The United States is suffering from not only a public health crisis, but also an identity crisis. Many of the principles that were once honored are now under attack. Basic rules, such as law and order, have been characterized as racist and sources of systemic injustice.
One of the most recent and flagrant illustrations was the story in NPR by the author of “In Defense of Looting.” While Graeme Wood does a good job explaining and deconstructing it in his Atlantic story, we’re seeing so many examples of people attacking axiomatic principles—ideas we took as self-evident less than a decade ago.
Social Capital And Culture
A mountain of empirical research in social sciences emphasizes the importance of social capital—“social networks and the norms of reciprocity and trustworthiness that arise from them”—for promoting human capital accumulation, economic development, safety and lower crime rates, public sector transparency, and much more.
However, the United States has been experiencing a deterioration in social capital. For example, divorce rates have doubled over the past two decades, particularly among African Americans.
These patterns motivated the formation of the Social Capital Project, chaired by Senator Mike Lee on the Joint Economic Committee in Congress. The Social Capital Project has focused its attention on identifying the contributors to social capital and suggesting policies that would help support stable and thriving families.
Leveraging Culture To Advance Social Capital
While some have argued that nationalism is dangerous, nationalism simply involves an appreciation and love for one’s country—something that we should all hold. Otherwise, why don’t we move?
But, it’s hard to flip the switch if people feel like they’re no longer part of the country and its economic system. And, that runs both ways. What if we could leverage cultural investments to help restore an appreciation for our country and bring people together?
Perhaps we can if we revive some of America’s most compelling stories. According to Alexandra Hudson, a former policy adviser to Betsey Devos at the U.S. Department of Education, “plumbing our national myths to understand what they tell us about ourselves, and immortalizing our values and heroes in art, may hold the key to a more unified, and beautiful, American future.”
Hudson saw first hand the brokenness in our politic and experienced the deep breakdown in social capital while serving in government and wanted to be part of the solution. After leaving Washington for Indianapolis, she partnered with the Harrison Center.

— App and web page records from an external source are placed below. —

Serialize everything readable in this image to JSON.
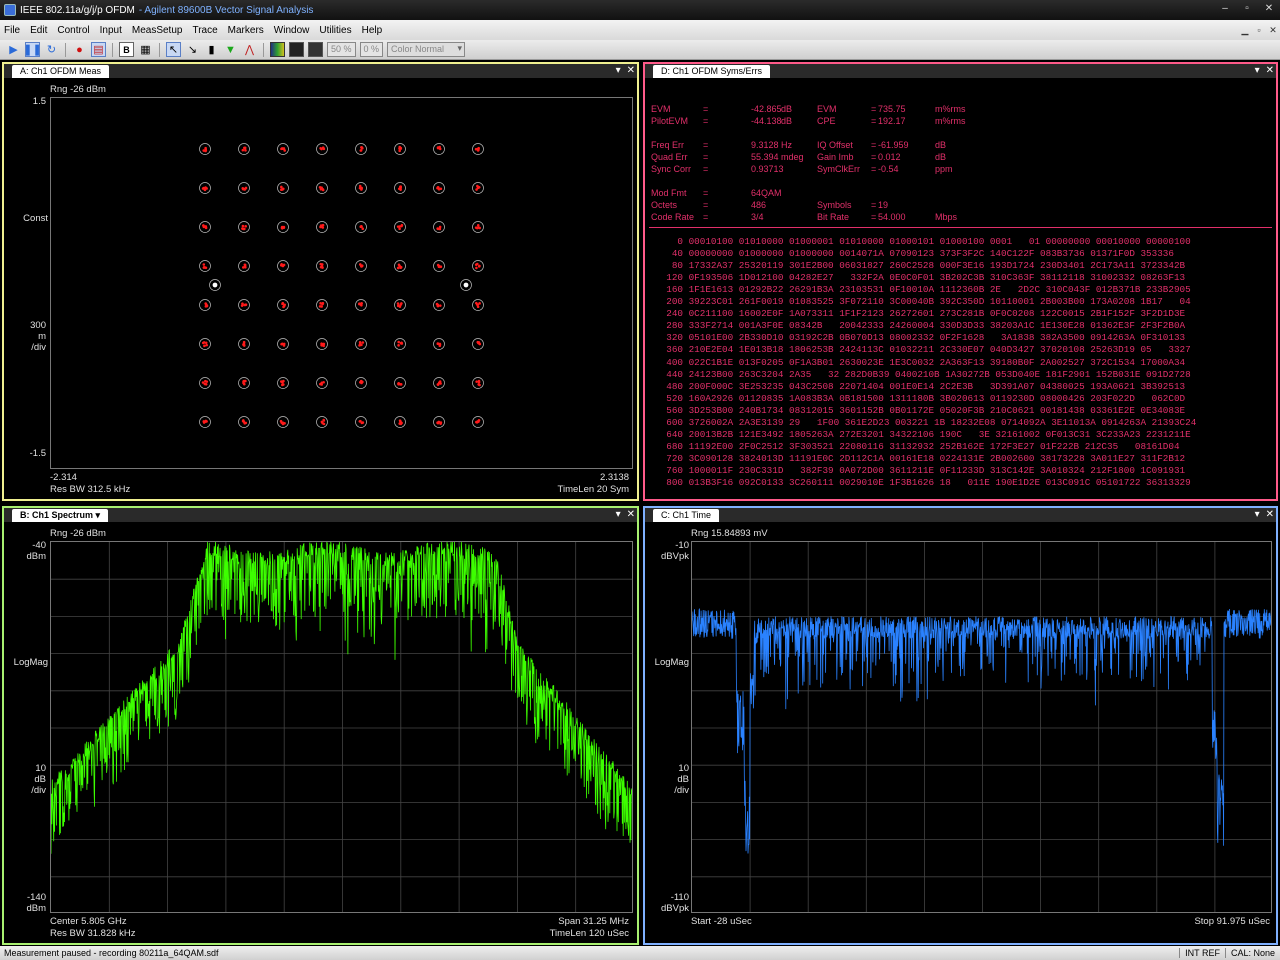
{
  "window": {
    "title": "IEEE 802.11a/g/j/p OFDM",
    "app": "- Agilent 89600B Vector Signal Analysis",
    "buttons": [
      "–",
      "▫",
      "✕"
    ]
  },
  "menu": [
    "File",
    "Edit",
    "Control",
    "Input",
    "MeasSetup",
    "Trace",
    "Markers",
    "Window",
    "Utilities",
    "Help"
  ],
  "toolbar": {
    "zoom1": "50 %",
    "zoom2": "0 %",
    "color_scheme": "Color Normal"
  },
  "panes": {
    "a": {
      "tab": "A: Ch1 OFDM Meas",
      "range": "Rng -26 dBm",
      "y_top": "1.5",
      "y_mid": "Const",
      "y_scale": [
        "300",
        "m",
        "/div"
      ],
      "y_bottom": "-1.5",
      "x_left": "-2.314",
      "x_right": "2.3138",
      "foot_left": "Res BW 312.5 kHz",
      "foot_right": "TimeLen 20  Sym"
    },
    "b": {
      "tab": "B: Ch1 Spectrum",
      "range": "Rng -26 dBm",
      "y_top": [
        "-40",
        "dBm"
      ],
      "y_mid": "LogMag",
      "y_scale": [
        "10",
        "dB",
        "/div"
      ],
      "y_bottom": [
        "-140",
        "dBm"
      ],
      "foot_left_1": "Center 5.805 GHz",
      "foot_right_1": "Span 31.25 MHz",
      "foot_left_2": "Res BW 31.828 kHz",
      "foot_right_2": "TimeLen 120 uSec"
    },
    "c": {
      "tab": "C: Ch1 Time",
      "range": "Rng 15.84893 mV",
      "y_top": [
        "-10",
        "dBVpk"
      ],
      "y_mid": "LogMag",
      "y_scale": [
        "10",
        "dB",
        "/div"
      ],
      "y_bottom": [
        "-110",
        "dBVpk"
      ],
      "foot_left": "Start -28 uSec",
      "foot_right": "Stop 91.975 uSec"
    },
    "d": {
      "tab": "D: Ch1 OFDM Syms/Errs",
      "summary": [
        [
          "EVM",
          "=",
          "-42.865",
          "dB",
          "EVM",
          "=",
          "735.75",
          "m%rms"
        ],
        [
          "PilotEVM",
          "=",
          "-44.138",
          "dB",
          "CPE",
          "=",
          "192.17",
          "m%rms"
        ],
        [
          "Freq Err",
          "=",
          "9.3128",
          "Hz",
          "IQ  Offset",
          "=",
          "-61.959",
          "dB"
        ],
        [
          "Quad Err",
          "=",
          "55.394",
          "mdeg",
          "Gain  Imb",
          "=",
          "0.012",
          "dB"
        ],
        [
          "Sync Corr",
          "=",
          "0.93713",
          "",
          "SymClkErr",
          "=",
          "-0.54",
          "ppm"
        ],
        [
          "Mod Fmt",
          "=",
          "64QAM",
          "",
          "",
          "",
          "",
          ""
        ],
        [
          "Octets",
          "=",
          "486",
          "",
          "Symbols",
          "=",
          "19",
          ""
        ],
        [
          "Code Rate",
          "=",
          "3/4",
          "",
          "Bit    Rate",
          "=",
          "54.000",
          "Mbps"
        ]
      ],
      "hex_rows": [
        [
          "0",
          "00010100 01010000 01000001 01010000 01000101 01000100 0001   01 00000000 00010000 00000100"
        ],
        [
          "40",
          "00000000 01000000 01000000 0014071A 07090123 373F3F2C 140C122F 083B3736 01371F0D 353336"
        ],
        [
          "80",
          "17332A37 25320119 301E2B00 06031827 260C2528 000F3E16 193D1724 230D3401 2C173A11 3723342B"
        ],
        [
          "120",
          "0F193506 1D012100 04282E27   332F2A 0E0C0F01 3B202C3B 310C363F 38112118 31002332 08263F13"
        ],
        [
          "160",
          "1F1E1613 01292B22 26291B3A 23103531 0F10010A 1112360B 2E   2D2C 310C043F 012B371B 233B2905"
        ],
        [
          "200",
          "39223C01 261F0019 01083525 3F072110 3C00040B 392C350D 10110001 2B003B00 173A0208 1B17   04"
        ],
        [
          "240",
          "0C211100 16002E0F 1A073311 1F1F2123 26272601 273C281B 0F0C0208 122C0015 2B1F152F 3F2D1D3E"
        ],
        [
          "280",
          "333F2714 001A3F0E 08342B   20042333 24260004 330D3D33 38203A1C 1E130E28 01362E3F 2F3F2B0A"
        ],
        [
          "320",
          "05101E00 2B330D10 03192C2B 0B070D13 08002332 0F2F1628   3A1838 382A3500 0914263A 0F310133"
        ],
        [
          "360",
          "210E2E04 1E013B18 1806253B 2424113C 01032211 2C330E07 040D3427 37020108 25263D19 05   3327"
        ],
        [
          "400",
          "022C1B1E 013F0205 0F1A3B01 2630023E 1E3C0032 2A363F13 39180B0F 2A002527 372C1534 17000A34"
        ],
        [
          "440",
          "24123B00 263C3204 2A35   32 282D0B39 0400210B 1A30272B 053D040E 181F2901 152B031E 091D2728"
        ],
        [
          "480",
          "200F000C 3E253235 043C2508 22071404 001E0E14 2C2E3B   3D391A07 04380025 193A0621 3B392513"
        ],
        [
          "520",
          "160A2926 01120835 1A083B3A 0B181500 1311180B 3B020613 0119230D 08000426 203F022D   062C0D"
        ],
        [
          "560",
          "3D253B00 240B1734 08312015 3601152B 0B01172E 05020F3B 210C0621 00181438 03361E2E 0E34083E"
        ],
        [
          "600",
          "3726002A 2A3E3139 29   1F00 361E2D23 003221 1B 18232E08 0714092A 3E11013A 0914263A 21393C24"
        ],
        [
          "640",
          "20013B2B 121E3492 1805263A 272E3201 34322106 190C   3E 32161002 0F013C31 3C233A23 2231211E"
        ],
        [
          "680",
          "11192E00 2F0C2512 3F303521 22080116 31132932 252B162E 172F3E27 01F222B 212C35   08161D04"
        ],
        [
          "720",
          "3C090128 3824013D 11191E0C 2D112C1A 00161E18 0224131E 2B002600 38173228 3A011E27 311F2B12"
        ],
        [
          "760",
          "1000011F 230C331D   382F39 0A072D00 3611211E 0F11233D 313C142E 3A010324 212F1800 1C091931"
        ],
        [
          "800",
          "013B3F16 092C0133 3C260111 0029010E 1F3B1626 18   011E 190E1D2E 013C091C 05101722 36313329"
        ]
      ]
    }
  },
  "status": {
    "message": "Measurement paused - recording 80211a_64QAM.sdf",
    "ref": "INT REF",
    "cal": "CAL: None"
  },
  "colors": {
    "pane_a": "#f0f090",
    "pane_b": "#a8f070",
    "pane_c": "#7fb0ff",
    "pane_d": "#ff5a8a",
    "spectrum": "#3dff00",
    "time": "#2a82ff",
    "constellation": "#ff1a1a"
  }
}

Last July, she curated an art and rare books exhibit at Indianapolis’ Harrison Center to encourage viewers to confront our country’s shortcomings while appreciating the good in our past. These manuscripts covered the gamut, ranging from a first English translation of Plato’s Republic to an original printing of the Gettysburg Address.
The events and conversations that took place around the exhibit over the course of July helped attendees recover a sense of what we have in common as Americans, despite political differences. As protests against racial injustice ripple across the country, and as we enter a historically divisive presidential election, it is timely that Hudson is doing yet another exhibit. The exhibit this October is entitled “Some Books Make Us Free.” It will display art that interprets classic works of human freedom and political philosophy and explore how political protest is a essential feature of democratic citizenship.
“We are constantly reminded of the things that make us different,” said Hudson, whose forthcoming book on civility and civil discourse will be published by St Martin’s Press. “But our hope is for this exhibit to be a venue of clear thinking and respectful dialogue across divides and from differing perspectives.
Honest and candid conversation is what will breed the trust, unity and healing necessary to sustain our free society.” That Hudson is one of many across the country looking for ways to remind us of our shared past and motivate us to live up to our ideals offers hope for the future.
We face a new era of political polarization, but we can rise above it if we focus on what we have in common, rather than what separates us. Culture, manifested in art, might be exactly the medicine we need to remind us of our shared past and motivate us to live up to our ideals.